- Task to carry out -
Only the lines containing "true" belong in the answer; find them in the material below.

- Data for the task -

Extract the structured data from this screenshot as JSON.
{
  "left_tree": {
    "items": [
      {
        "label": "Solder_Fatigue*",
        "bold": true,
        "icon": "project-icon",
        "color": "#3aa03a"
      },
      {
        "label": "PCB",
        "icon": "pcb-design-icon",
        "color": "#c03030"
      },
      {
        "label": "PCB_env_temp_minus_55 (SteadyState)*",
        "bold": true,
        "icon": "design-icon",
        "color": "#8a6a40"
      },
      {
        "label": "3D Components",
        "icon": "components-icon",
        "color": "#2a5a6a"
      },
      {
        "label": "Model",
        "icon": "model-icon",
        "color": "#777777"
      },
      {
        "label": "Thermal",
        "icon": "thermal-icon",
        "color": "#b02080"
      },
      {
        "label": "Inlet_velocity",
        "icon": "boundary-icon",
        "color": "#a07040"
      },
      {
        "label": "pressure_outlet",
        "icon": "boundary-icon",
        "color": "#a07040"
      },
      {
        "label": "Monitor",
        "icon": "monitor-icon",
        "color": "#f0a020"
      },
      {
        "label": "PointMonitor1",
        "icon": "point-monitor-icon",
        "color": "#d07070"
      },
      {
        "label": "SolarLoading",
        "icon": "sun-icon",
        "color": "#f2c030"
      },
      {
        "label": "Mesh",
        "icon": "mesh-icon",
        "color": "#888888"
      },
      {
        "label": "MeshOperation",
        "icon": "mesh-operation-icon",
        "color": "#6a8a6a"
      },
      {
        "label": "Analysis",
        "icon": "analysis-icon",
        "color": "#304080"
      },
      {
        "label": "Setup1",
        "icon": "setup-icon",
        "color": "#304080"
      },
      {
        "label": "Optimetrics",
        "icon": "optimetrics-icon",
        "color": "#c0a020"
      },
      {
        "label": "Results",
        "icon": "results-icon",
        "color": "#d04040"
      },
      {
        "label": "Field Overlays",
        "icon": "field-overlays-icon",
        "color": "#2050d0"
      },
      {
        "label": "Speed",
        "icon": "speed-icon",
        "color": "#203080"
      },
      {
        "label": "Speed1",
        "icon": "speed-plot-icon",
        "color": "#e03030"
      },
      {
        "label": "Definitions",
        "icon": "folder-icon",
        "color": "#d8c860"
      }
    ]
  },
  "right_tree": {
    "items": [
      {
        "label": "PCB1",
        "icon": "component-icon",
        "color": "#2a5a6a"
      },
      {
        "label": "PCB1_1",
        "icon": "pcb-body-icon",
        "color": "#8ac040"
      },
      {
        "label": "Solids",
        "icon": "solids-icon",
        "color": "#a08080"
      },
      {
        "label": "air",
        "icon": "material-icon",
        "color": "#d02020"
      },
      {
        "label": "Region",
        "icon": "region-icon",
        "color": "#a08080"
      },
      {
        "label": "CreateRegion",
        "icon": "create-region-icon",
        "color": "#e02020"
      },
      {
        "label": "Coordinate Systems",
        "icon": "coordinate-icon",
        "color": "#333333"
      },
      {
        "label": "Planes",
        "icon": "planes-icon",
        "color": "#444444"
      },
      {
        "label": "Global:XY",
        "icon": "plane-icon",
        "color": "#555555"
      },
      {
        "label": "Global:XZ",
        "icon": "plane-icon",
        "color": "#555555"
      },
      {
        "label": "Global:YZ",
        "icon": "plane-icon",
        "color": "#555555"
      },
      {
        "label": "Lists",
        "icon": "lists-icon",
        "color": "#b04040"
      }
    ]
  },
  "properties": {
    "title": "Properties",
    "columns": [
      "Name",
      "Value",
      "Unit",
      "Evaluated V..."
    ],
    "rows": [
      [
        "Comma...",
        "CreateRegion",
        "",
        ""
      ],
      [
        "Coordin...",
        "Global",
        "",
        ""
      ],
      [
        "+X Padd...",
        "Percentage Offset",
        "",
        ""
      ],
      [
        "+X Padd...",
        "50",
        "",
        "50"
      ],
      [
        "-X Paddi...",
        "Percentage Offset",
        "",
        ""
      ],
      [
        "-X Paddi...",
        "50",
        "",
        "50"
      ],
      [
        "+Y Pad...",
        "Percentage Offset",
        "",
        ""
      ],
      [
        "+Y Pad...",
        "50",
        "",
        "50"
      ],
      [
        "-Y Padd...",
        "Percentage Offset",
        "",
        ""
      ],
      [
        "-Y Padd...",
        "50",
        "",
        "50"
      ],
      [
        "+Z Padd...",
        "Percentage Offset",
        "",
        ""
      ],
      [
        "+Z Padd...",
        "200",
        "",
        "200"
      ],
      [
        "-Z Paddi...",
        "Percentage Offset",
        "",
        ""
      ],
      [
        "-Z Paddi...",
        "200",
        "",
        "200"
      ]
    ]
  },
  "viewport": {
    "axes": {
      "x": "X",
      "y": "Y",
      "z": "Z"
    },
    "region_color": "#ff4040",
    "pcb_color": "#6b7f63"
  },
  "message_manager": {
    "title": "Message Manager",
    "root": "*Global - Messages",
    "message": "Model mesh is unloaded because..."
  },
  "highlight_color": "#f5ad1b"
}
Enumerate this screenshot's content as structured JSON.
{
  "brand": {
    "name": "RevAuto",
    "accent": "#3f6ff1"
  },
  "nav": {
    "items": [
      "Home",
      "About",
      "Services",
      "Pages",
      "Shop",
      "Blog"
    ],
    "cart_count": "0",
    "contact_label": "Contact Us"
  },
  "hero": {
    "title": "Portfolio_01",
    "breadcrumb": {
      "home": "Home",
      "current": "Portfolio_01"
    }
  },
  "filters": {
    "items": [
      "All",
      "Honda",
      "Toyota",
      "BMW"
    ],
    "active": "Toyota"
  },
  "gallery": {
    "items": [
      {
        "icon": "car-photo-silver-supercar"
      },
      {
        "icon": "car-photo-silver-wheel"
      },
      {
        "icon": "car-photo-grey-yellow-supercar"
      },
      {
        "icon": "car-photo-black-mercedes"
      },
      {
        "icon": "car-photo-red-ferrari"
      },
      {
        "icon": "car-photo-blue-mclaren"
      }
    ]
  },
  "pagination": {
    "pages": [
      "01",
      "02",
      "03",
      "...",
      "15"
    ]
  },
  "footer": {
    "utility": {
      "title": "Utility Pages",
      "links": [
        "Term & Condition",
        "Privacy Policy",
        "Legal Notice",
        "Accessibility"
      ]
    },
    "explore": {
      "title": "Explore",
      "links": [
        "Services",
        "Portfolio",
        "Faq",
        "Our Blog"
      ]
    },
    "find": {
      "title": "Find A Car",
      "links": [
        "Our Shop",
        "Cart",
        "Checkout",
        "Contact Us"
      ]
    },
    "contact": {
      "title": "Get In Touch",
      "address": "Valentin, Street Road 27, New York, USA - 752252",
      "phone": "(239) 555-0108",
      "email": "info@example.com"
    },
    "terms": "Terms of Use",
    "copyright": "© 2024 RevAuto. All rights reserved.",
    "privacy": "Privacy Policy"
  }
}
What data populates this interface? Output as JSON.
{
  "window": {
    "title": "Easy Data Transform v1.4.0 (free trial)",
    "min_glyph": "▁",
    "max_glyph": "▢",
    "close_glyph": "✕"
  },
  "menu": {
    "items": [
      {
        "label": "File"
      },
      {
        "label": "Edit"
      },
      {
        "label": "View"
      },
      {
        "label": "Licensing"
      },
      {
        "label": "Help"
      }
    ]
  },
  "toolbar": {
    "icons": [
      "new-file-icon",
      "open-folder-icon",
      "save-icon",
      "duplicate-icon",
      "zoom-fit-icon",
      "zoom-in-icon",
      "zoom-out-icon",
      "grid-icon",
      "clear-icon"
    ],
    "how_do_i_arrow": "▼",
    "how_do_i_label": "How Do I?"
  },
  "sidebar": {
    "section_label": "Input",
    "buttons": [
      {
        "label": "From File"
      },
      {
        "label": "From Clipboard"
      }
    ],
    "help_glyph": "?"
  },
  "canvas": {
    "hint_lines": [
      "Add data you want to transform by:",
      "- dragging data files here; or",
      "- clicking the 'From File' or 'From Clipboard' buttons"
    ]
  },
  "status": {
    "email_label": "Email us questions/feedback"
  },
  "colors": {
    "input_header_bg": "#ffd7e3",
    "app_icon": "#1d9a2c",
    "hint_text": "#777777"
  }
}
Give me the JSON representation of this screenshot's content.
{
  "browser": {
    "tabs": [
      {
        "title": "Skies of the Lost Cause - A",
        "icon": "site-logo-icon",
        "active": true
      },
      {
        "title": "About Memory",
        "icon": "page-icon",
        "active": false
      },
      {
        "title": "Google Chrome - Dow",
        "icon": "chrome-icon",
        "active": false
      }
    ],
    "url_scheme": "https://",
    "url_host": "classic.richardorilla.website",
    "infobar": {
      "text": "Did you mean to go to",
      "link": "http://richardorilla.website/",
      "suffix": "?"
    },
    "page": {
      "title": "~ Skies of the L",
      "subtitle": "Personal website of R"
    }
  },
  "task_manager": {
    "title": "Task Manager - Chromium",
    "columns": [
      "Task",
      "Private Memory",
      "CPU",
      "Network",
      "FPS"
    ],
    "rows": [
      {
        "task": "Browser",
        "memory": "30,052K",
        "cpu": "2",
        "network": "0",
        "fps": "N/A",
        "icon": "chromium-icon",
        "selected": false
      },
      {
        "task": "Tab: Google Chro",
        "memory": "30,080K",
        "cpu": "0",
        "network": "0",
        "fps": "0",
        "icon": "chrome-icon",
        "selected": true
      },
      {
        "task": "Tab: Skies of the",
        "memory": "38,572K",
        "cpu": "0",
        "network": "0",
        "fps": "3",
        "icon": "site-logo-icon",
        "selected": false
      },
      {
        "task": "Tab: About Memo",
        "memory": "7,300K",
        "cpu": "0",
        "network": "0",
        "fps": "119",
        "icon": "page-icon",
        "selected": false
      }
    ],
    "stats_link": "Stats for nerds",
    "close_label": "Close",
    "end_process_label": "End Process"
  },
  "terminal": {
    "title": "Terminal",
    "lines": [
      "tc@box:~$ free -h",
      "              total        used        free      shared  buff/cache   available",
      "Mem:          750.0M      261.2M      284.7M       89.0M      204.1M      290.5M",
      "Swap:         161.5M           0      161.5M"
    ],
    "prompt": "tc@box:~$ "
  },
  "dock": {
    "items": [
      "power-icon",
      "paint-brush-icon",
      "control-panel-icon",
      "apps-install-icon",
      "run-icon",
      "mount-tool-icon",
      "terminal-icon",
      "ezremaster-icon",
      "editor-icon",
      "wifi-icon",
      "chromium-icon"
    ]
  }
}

- Answer -
        "bold": true,
        "bold": true,
        "active": true
        "selected": true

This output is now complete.